I did. I didn’t graduate, but I did.
Do you wish you had followed that career path?
[Laughs.] I think I’m pretty happy with where things landed! I wouldn’t have objected to that, but I’m feeling alright about my day job.
How do you feel about film-star-fronted business enterprises in general?
When I started out, it seemed shameful to do a commercial, for some reason. You were called a sellout. I really think the hip-hop guys changed all of that. They made it okay—even cool—to spread your wings a bit, to try some other things. And now it’s really exciting that you can, you know, explore other corners [of your creativity] like the old Renaissance artists in a way. And I love what Gwyneth [Paltrow]’s done [with Goop]. She is still a really dear friend, and she has built this empire. She has always had that in her as a curator, and it’s been a lovely creative outlet for her. In fact, come to think about it, she was probably the first one who got me to even wash my face twice a day…maybe.
What pressures have you felt personally around aging in the film business?
I don’t want to be running from aging. It’s a concept we can’t escape, and I would like to see our culture embracing it a bit more, talking about it in those terms. Something we discussed [in founding Le Domaine] was this headline of “antiaging.” It’s ridiculous. It’s a fairy tale. But what is real is treating your skin in a healthy manner. And it’s something I’ve learned to do for my business, but it kind of makes you feel better. I grew up with a country mentality, kind of, you know, Dial soap once a day and then move on. And I think that we’re learning that if we love ourselves, if we treat ourselves a little better, then there are long-lasting benefits to that. So just age healthy, age in a healthy manner.
Speaking of, I watched Benjamin Button last night. Was it strange to see yourself looking older in that role?
No, no, it wasn’t at all. I was kind of fascinated by it, really. And by the way? All those prosthetics, six hours of prosthetics? Tore up my skin. They destroyed my skin!
How and why is it important to you that Le Domaine’s approach is genderless?
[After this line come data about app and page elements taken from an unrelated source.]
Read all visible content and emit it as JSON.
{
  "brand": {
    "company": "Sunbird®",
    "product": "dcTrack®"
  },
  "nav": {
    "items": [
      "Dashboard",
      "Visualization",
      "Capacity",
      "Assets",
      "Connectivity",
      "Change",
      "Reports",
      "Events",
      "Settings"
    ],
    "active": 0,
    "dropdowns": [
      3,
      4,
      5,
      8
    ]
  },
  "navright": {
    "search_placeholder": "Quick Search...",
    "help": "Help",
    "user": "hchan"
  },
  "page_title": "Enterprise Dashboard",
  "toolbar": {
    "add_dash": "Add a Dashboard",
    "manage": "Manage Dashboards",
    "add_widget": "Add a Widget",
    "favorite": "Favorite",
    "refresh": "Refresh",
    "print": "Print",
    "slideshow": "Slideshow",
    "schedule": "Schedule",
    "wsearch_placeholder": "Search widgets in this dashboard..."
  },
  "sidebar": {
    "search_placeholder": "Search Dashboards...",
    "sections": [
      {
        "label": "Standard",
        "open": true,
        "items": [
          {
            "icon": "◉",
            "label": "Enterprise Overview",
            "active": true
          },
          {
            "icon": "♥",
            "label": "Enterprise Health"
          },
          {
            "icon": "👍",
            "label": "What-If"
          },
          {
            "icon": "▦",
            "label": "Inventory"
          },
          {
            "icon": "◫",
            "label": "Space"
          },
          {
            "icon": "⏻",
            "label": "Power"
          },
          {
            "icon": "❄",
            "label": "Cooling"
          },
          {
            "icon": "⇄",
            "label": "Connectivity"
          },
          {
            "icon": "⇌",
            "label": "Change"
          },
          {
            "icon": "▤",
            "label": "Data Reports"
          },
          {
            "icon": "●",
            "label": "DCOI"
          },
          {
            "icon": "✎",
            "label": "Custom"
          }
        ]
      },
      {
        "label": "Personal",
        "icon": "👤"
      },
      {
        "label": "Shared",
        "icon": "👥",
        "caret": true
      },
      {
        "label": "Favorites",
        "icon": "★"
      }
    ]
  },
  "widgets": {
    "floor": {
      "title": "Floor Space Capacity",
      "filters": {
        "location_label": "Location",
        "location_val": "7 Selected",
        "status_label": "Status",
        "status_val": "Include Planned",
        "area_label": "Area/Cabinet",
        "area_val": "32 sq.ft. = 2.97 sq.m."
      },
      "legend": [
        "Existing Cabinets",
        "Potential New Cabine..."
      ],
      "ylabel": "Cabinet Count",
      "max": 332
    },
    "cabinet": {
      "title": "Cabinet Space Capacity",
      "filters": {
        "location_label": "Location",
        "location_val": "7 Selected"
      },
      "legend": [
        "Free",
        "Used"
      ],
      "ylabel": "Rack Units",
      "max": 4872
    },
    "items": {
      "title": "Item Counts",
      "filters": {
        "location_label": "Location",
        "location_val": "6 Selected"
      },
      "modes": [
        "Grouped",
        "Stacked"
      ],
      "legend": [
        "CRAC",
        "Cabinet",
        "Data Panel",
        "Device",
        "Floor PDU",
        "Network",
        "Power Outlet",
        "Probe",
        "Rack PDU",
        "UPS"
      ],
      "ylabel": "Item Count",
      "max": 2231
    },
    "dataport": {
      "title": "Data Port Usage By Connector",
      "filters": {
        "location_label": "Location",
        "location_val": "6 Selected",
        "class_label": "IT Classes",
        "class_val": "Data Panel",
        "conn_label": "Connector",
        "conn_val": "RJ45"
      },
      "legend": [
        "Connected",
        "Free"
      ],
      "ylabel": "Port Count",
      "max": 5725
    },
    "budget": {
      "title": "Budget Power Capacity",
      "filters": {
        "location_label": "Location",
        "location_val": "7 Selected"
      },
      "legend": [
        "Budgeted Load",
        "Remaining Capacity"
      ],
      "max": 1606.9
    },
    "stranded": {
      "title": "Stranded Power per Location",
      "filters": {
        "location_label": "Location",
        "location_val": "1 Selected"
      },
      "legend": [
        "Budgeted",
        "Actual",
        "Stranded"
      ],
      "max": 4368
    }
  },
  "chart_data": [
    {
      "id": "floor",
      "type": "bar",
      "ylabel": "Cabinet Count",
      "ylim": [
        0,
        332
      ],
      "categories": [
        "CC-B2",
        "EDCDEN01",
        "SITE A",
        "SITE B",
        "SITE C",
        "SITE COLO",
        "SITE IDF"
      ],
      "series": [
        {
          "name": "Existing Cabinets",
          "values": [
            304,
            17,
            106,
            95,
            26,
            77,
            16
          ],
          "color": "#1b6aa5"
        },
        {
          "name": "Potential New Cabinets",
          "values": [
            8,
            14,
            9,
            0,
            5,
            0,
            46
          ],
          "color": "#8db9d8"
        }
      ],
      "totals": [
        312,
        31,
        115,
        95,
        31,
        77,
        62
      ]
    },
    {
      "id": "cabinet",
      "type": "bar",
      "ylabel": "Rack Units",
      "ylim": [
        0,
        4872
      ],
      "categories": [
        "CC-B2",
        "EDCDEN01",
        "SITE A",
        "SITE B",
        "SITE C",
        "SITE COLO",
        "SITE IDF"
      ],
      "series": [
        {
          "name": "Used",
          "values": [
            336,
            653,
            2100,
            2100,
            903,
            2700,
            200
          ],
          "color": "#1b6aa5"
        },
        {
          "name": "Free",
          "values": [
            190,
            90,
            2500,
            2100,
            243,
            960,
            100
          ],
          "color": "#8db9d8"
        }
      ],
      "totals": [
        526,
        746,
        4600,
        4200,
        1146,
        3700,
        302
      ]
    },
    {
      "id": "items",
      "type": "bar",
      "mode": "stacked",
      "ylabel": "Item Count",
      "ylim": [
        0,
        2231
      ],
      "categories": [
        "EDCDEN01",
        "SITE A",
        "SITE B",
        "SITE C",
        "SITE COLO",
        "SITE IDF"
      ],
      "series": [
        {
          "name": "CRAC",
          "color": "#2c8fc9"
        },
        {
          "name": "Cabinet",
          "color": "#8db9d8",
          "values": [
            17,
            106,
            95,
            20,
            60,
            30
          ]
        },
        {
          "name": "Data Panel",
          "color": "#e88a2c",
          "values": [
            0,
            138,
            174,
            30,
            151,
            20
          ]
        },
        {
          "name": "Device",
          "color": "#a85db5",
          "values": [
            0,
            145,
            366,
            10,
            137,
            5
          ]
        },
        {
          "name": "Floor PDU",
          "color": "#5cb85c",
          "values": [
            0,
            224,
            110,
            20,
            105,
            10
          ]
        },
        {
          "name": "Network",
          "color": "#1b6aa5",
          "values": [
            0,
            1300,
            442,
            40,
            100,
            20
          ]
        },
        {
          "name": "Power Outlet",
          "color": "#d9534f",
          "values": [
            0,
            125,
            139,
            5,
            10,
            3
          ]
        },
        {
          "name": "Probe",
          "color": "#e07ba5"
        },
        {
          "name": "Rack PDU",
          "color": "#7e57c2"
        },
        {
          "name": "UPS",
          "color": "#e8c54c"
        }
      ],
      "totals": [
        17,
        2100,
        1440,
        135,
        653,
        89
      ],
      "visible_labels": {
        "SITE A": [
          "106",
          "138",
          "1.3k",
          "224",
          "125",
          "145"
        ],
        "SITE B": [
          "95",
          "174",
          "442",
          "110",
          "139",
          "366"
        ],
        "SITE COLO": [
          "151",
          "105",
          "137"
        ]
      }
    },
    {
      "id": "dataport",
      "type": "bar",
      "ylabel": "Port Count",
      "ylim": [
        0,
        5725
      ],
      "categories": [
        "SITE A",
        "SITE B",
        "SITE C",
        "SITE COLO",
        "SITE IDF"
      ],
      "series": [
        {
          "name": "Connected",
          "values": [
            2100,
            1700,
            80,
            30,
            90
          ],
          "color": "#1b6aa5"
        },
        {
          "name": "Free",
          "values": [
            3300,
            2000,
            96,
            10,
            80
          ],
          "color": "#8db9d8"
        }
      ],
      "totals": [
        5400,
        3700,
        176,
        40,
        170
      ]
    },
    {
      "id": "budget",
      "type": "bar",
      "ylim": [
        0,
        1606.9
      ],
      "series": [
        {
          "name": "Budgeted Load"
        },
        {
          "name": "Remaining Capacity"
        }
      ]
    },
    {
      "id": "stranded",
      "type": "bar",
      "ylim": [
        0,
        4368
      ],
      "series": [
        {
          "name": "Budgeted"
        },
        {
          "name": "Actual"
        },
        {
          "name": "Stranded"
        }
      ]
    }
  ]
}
Again, I don’t know if it’s just that I believe in being all-inclusive as much as possible? Or maybe it’s about us guys needing help from others in understanding how we can treat our skin better? I mean, I probably got more from my female partners in the past. We kept the smell very neutral, very fresh, and very, very subtle. I mean, I’m the kind of person who will change hotel rooms if I can smell the cologne of the last person who stayed there! It’s too much! It’s too strong! Keep it subtle. Let people come to you. Don’t force it on others. That’s my feeling. [Laughs.] For smells, I mean. I stand by that for smells!
Do you have any special memories of Miraval?
This past spring was special. We had a good five or six weeks out here. The stories you hear about Provence in the spring, why people come here. Well, it’s real. And I can’t quite describe it, other than the freshness in the air, the light…the… I don’t know, it’s just a real feeling of peace and harmony, and the nights are so soothing. In summer you get the symphony of frogs; they lull you to sleep. I have a lot of artist friends from different disciplines, and they were here this spring; we were having a laugh. One was working on his music [at Studio Miraval], one was painting, one was designing a clothing line, and so on and so forth. They’d go off to their respective corners to work on their respective things, and then we’d come back here to cross-pollinate over a meal, or a game of pétanque, in the spot we’re sitting in now. Making an artist community has always been the idea here, and it’s really nice to see that happen.
What’s the future looking like for you?
The older I get, the more I think about quality of life, and time expenditure, and I sure would like to point it more in this direction. I think after lockdown it seemed to be on a lot of people’s minds— like, how are we spending our time, why are we grinding so much, what are we dedicating our lives to? And I think that family and friends at the end of the day is all that matters.